Ceide Fields is the most extensive prehistoric monument in the world.
The landscape simply looks like a vast expanse of Irish bogland, as far as the eye can see. However, it’s one of the most unique settings in the world. Yet, at first glance, you’d never know it.
Céide Fields (céide means “a flat topped hill”) in North Mayo contains the oldest field systems in the world. It’s also the world’s largest dated Stone Age monument. Not only is this site the oldest known enclosed landscape, but it also demonstrates a changing climate and environment over several thousand years.
Currently, Ceide Fields is under consideration to become a UNESCO World Heritage Site because it provides an innate understanding of our past, showing how a Neolithic farming community lived and survived 5,000-6,000 years ago.
VISITING CEIDE FIELDS
You’ll drive along the coast of County Mayo for some time before you reach Ceide Fields. The scenery alternates between dense bog and farmers’ fields. At last, you’ll reach the visitor’s centre where you’ll be able to learn more about this intriguing site.
Thankfully, there is a lot of information in the visitor’s centre, through illustrations, displays, and video. If you simply looked at the land itself, you wouldn’t understand why it was so important.

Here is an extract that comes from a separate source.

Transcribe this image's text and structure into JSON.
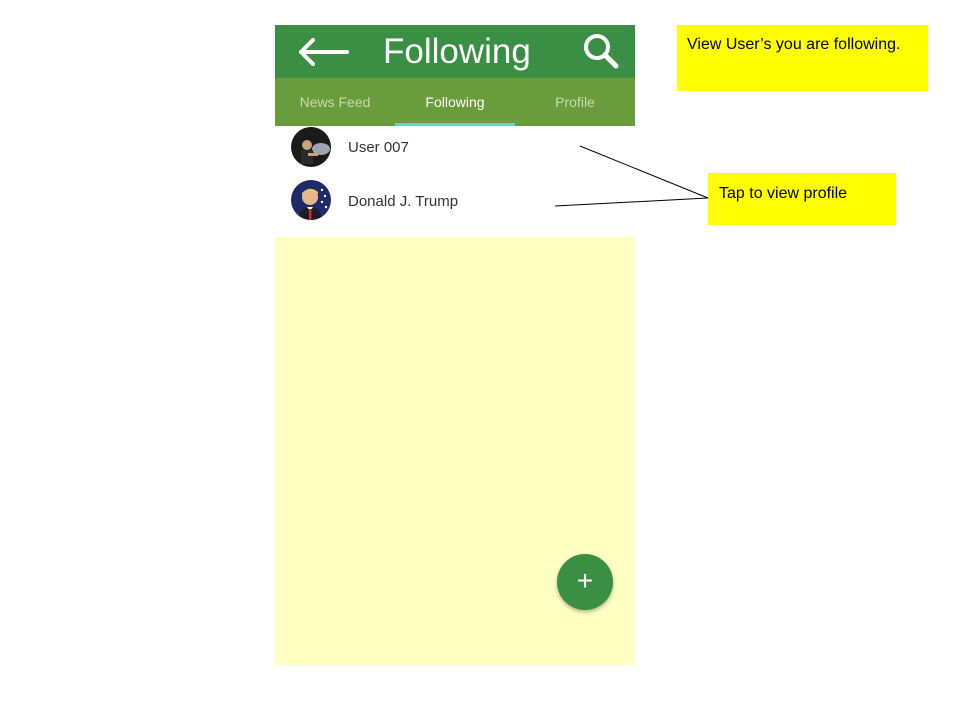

With that said, my favourite part of visiting Ceide Fields was strolling around the fields themselves via an extensive boardwalk across the property.
Would you believe that the remnants of this pine tree are over 4,300 years old? It’s a centre piece in the middle of the visitor’s centre, spanning two stories. This pine tree was found at Ceide Fields, preserved in the bogland.
A BRIEF HISTORY
A local man, Patrick Caulfield, discovered Ceide Fields in the 1930s. As he worked on the land and cut away peat for fuel, Patrick noticed piles of rocks positioned in such a way that only humans could have arranged them. The rocks were beneath the bog, insinuating that they were placed in ancient times.
Forty years passed. Patrick’s son, Seamas, studied archaeology and began to investigate the site more thoroughly. These excavations revealed a highly organized farming system, with fields, houses, and even tombs.
A peaceful community once lived on this land. They worked together to clear a dense forest to farm their cattle. These communities divided 1,000 hectares of land between themselves and co-existed peacefully from 5,700 to 5,200 years ago.
So, what happened?
CLIMATE OF IRELAND
Nearly 6000 years ago, the climate here was much warmer and drier. The land was covered in trees: forests of pine, birch, hazel, oak, and willow. The prehistoric farmers cleared out most of the forest to develop their field systems.
After five centuries, the climate became cooler and damper. This lead to a widespread increase of blanket bog throughout their fields, making their farms unsustainable. The people abandoned their sites, and they slowly crumbled and became hidden beneath the growing bog vegetation. The pine trees grew back, but were slowly consumed by the bog, preserved in the peat.
With the increase in dampness (a growth of bog requires at least 225 days of rain per year), the landscape grew to appear as it does today.
By checking out the visitor centre, you’ll learn even more about this historic marvel in much more detail. I highly recommend it!
EXPLORING THE SITE
After you walk through the visitor centre, walk up a spiral staircase to the top of the building. From there, you can walk out onto a balcony near the roof. Be careful – it’s super windy up there. I am not sure I’ve encountered anywhere quite this windy before. I had to hang on to the railing as I was scared that I’d blow away!
Walk down to the boardwalk where you’ll begin your scenic stroll around the bog.
While some of Ceide Fields has been fully excavated, other places are mostly buried beneath the bog. At the beginning of the boardwalk, you’ll see one side of an exposed rock wall. These stones have not been moved in over fifty centuries!
On the other side, you’ll see white stakes. The white stakes mark where the wall lies beneath as it has not been excavated.
During an early archaeological excavation, Seamas used a technique of probing the bogs with metal rods to find the stone walls, hidden beneath 4.5 metres of bog.
A jaunt around the full boardwalk takes approximately 20 minutes, and it loops back to the front of the visitor centre. It’s such a peaceful walk, as it’s so quiet and serene out there. When we visited, it was mostly just us and the sheep.
Be sure to bring a rain jacket. Naturally, it could start to rain or mist – it is Ireland, after all!
A PERFECT DAY
Here’s how we spent one of our days, road tripping around Ireland. Consider these stops between Donegal and Galway:
- A morning stop in Donegal Town
- Wander around Sligo Town and have brunch there
- A relaxing seaweed bath in Enniscrone, County Sligo
- Exploring the historical Céide Fields and its visitor centre
- Continuing to Galway
On the way to Galway, we saw these adorable cows and couldn’t resist snapping a few photos.
I wonder if they resemble the ones that lived at farms owned by our prehistoric ancestors, 5000 to 6000 years ago?
Source by: justinpluslauren.com